• YOUR INSTRUCTIONS
When you return the data, keep each character exactly as it appears.

• DATASET CONTENT
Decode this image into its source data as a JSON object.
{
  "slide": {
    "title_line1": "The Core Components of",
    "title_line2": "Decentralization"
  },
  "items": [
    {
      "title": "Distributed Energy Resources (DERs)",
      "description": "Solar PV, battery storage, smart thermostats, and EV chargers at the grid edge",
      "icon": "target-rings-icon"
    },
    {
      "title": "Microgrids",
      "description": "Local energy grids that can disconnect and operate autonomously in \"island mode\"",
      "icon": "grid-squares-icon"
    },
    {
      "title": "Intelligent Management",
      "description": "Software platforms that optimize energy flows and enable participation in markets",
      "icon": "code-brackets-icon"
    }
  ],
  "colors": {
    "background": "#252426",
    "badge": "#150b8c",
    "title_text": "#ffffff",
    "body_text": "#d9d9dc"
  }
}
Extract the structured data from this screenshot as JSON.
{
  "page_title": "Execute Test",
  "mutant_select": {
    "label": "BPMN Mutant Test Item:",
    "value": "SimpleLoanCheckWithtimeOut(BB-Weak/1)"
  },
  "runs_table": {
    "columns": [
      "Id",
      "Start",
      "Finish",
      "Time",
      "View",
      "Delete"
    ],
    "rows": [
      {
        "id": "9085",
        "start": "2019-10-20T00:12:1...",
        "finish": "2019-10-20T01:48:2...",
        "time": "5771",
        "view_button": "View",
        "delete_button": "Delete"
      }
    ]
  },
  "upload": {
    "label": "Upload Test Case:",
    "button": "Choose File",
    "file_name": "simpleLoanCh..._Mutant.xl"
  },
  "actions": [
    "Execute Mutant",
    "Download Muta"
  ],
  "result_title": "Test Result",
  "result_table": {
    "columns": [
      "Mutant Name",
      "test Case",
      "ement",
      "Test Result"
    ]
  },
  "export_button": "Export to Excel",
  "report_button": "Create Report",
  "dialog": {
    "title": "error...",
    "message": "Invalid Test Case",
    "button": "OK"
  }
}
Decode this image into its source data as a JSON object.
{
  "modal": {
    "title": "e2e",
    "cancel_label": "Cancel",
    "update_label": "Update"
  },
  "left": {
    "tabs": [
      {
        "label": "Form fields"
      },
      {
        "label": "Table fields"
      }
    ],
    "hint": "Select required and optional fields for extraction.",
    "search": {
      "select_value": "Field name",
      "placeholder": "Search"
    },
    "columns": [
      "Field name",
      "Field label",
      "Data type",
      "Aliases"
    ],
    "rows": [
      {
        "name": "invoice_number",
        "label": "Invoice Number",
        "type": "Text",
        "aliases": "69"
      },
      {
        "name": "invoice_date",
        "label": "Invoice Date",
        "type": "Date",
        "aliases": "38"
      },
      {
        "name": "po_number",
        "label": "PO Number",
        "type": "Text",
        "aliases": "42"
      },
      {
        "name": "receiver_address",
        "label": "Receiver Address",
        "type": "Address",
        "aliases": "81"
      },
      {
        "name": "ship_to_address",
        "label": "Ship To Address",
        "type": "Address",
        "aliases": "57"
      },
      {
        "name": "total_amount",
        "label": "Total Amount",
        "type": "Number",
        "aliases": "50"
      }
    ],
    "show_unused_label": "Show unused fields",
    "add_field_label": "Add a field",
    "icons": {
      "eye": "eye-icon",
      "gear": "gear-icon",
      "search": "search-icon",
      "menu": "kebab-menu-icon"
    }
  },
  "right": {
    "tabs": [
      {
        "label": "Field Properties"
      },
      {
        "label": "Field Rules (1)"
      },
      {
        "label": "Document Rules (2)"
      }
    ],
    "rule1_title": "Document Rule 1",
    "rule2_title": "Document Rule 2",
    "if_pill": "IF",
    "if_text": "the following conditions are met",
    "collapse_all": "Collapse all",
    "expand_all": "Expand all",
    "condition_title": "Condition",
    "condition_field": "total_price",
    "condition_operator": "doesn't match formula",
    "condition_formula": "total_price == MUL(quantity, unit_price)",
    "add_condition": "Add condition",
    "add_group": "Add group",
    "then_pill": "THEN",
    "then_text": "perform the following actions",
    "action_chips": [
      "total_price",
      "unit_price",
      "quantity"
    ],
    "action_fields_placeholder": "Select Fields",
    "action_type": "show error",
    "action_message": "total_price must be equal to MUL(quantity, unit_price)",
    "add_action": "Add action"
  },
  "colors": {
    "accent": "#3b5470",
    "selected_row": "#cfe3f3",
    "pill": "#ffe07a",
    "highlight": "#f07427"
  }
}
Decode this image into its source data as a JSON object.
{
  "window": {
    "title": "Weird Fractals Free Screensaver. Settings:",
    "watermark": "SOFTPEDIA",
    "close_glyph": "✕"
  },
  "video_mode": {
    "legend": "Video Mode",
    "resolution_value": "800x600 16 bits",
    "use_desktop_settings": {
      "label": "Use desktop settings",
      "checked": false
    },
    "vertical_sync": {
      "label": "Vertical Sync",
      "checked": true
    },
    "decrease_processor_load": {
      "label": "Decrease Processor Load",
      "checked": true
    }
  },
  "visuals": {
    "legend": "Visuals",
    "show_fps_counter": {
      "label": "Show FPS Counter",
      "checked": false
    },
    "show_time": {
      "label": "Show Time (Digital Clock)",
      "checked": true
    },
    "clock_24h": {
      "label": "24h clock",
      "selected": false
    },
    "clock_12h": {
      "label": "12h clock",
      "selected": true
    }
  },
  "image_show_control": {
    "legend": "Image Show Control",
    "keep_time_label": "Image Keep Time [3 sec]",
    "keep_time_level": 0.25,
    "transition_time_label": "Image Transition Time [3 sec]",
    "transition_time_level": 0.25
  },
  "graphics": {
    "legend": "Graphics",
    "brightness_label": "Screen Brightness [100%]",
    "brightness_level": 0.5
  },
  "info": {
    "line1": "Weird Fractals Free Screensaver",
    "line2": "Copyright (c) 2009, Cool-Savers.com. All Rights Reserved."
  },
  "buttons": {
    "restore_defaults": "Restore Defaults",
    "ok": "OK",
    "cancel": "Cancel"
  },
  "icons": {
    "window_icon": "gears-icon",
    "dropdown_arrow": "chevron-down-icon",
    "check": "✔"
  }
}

• OUTPUT OF THE EXERCISE
Decode this image into its source data as a JSON object.
{
  "slide": {
    "title_line1": "The Core Components of",
    "title_line2": "Decentralization"
  },
  "items": [
    {
      "title": "Distributed Energy Resources (DERs)",
      "description": "Solar PV, battery storage, smart thermostats, and EV chargers at the grid edge",
      "icon": "target-rings-icon"
    },
    {
      "title": "Microgrids",
      "description": "Local energy grids that can disconnect and operate autonomously in \"island mode\"",
      "icon": "grid-squares-icon"
    },
    {
      "title": "Intelligent Management",
      "description": "Software platforms that optimize energy flows and enable participation in markets",
      "icon": "code-brackets-icon"
    }
  ],
  "colors": {
    "background": "#252426",
    "badge": "#150b8c",
    "title_text": "#ffffff",
    "body_text": "#d9d9dc"
  }
}
Extract the structured data from this screenshot as JSON.
{
  "page_title": "Execute Test",
  "mutant_select": {
    "label": "BPMN Mutant Test Item:",
    "value": "SimpleLoanCheckWithtimeOut(BB-Weak/1)"
  },
  "runs_table": {
    "columns": [
      "Id",
      "Start",
      "Finish",
      "Time",
      "View",
      "Delete"
    ],
    "rows": [
      {
        "id": "9085",
        "start": "2019-10-20T00:12:1...",
        "finish": "2019-10-20T01:48:2...",
        "time": "5771",
        "view_button": "View",
        "delete_button": "Delete"
      }
    ]
  },
  "upload": {
    "label": "Upload Test Case:",
    "button": "Choose File",
    "file_name": "simpleLoanCh..._Mutant.xl"
  },
  "actions": [
    "Execute Mutant",
    "Download Muta"
  ],
  "result_title": "Test Result",
  "result_table": {
    "columns": [
      "Mutant Name",
      "test Case",
      "ement",
      "Test Result"
    ]
  },
  "export_button": "Export to Excel",
  "report_button": "Create Report",
  "dialog": {
    "title": "error...",
    "message": "Invalid Test Case",
    "button": "OK"
  }
}
Decode this image into its source data as a JSON object.
{
  "modal": {
    "title": "e2e",
    "cancel_label": "Cancel",
    "update_label": "Update"
  },
  "left": {
    "tabs": [
      {
        "label": "Form fields"
      },
      {
        "label": "Table fields"
      }
    ],
    "hint": "Select required and optional fields for extraction.",
    "search": {
      "select_value": "Field name",
      "placeholder": "Search"
    },
    "columns": [
      "Field name",
      "Field label",
      "Data type",
      "Aliases"
    ],
    "rows": [
      {
        "name": "invoice_number",
        "label": "Invoice Number",
        "type": "Text",
        "aliases": "69"
      },
      {
        "name": "invoice_date",
        "label": "Invoice Date",
        "type": "Date",
        "aliases": "38"
      },
      {
        "name": "po_number",
        "label": "PO Number",
        "type": "Text",
        "aliases": "42"
      },
      {
        "name": "receiver_address",
        "label": "Receiver Address",
        "type": "Address",
        "aliases": "81"
      },
      {
        "name": "ship_to_address",
        "label": "Ship To Address",
        "type": "Address",
        "aliases": "57"
      },
      {
        "name": "total_amount",
        "label": "Total Amount",
        "type": "Number",
        "aliases": "50"
      }
    ],
    "show_unused_label": "Show unused fields",
    "add_field_label": "Add a field",
    "icons": {
      "eye": "eye-icon",
      "gear": "gear-icon",
      "search": "search-icon",
      "menu": "kebab-menu-icon"
    }
  },
  "right": {
    "tabs": [
      {
        "label": "Field Properties"
      },
      {
        "label": "Field Rules (1)"
      },
      {
        "label": "Document Rules (2)"
      }
    ],
    "rule1_title": "Document Rule 1",
    "rule2_title": "Document Rule 2",
    "if_pill": "IF",
    "if_text": "the following conditions are met",
    "collapse_all": "Collapse all",
    "expand_all": "Expand all",
    "condition_title": "Condition",
    "condition_field": "total_price",
    "condition_operator": "doesn't match formula",
    "condition_formula": "total_price == MUL(quantity, unit_price)",
    "add_condition": "Add condition",
    "add_group": "Add group",
    "then_pill": "THEN",
    "then_text": "perform the following actions",
    "action_chips": [
      "total_price",
      "unit_price",
      "quantity"
    ],
    "action_fields_placeholder": "Select Fields",
    "action_type": "show error",
    "action_message": "total_price must be equal to MUL(quantity, unit_price)",
    "add_action": "Add action"
  },
  "colors": {
    "accent": "#3b5470",
    "selected_row": "#cfe3f3",
    "pill": "#ffe07a",
    "highlight": "#f07427"
  }
}
Decode this image into its source data as a JSON object.
{
  "window": {
    "title": "Weird Fractals Free Screensaver. Settings:",
    "watermark": "SOFTPEDIA",
    "close_glyph": "✕"
  },
  "video_mode": {
    "legend": "Video Mode",
    "resolution_value": "800x600 16 bits",
    "use_desktop_settings": {
      "label": "Use desktop settings",
      "checked": false
    },
    "vertical_sync": {
      "label": "Vertical Sync",
      "checked": true
    },
    "decrease_processor_load": {
      "label": "Decrease Processor Load",
      "checked": true
    }
  },
  "visuals": {
    "legend": "Visuals",
    "show_fps_counter": {
      "label": "Show FPS Counter",
      "checked": false
    },
    "show_time": {
      "label": "Show Time (Digital Clock)",
      "checked": true
    },
    "clock_24h": {
      "label": "24h clock",
      "selected": false
    },
    "clock_12h": {
      "label": "12h clock",
      "selected": true
    }
  },
  "image_show_control": {
    "legend": "Image Show Control",
    "keep_time_label": "Image Keep Time [3 sec]",
    "keep_time_level": 0.25,
    "transition_time_label": "Image Transition Time [3 sec]",
    "transition_time_level": 0.25
  },
  "graphics": {
    "legend": "Graphics",
    "brightness_label": "Screen Brightness [100%]",
    "brightness_level": 0.5
  },
  "info": {
    "line1": "Weird Fractals Free Screensaver",
    "line2": "Copyright (c) 2009, Cool-Savers.com. All Rights Reserved."
  },
  "buttons": {
    "restore_defaults": "Restore Defaults",
    "ok": "OK",
    "cancel": "Cancel"
  },
  "icons": {
    "window_icon": "gears-icon",
    "dropdown_arrow": "chevron-down-icon",
    "check": "✔"
  }
}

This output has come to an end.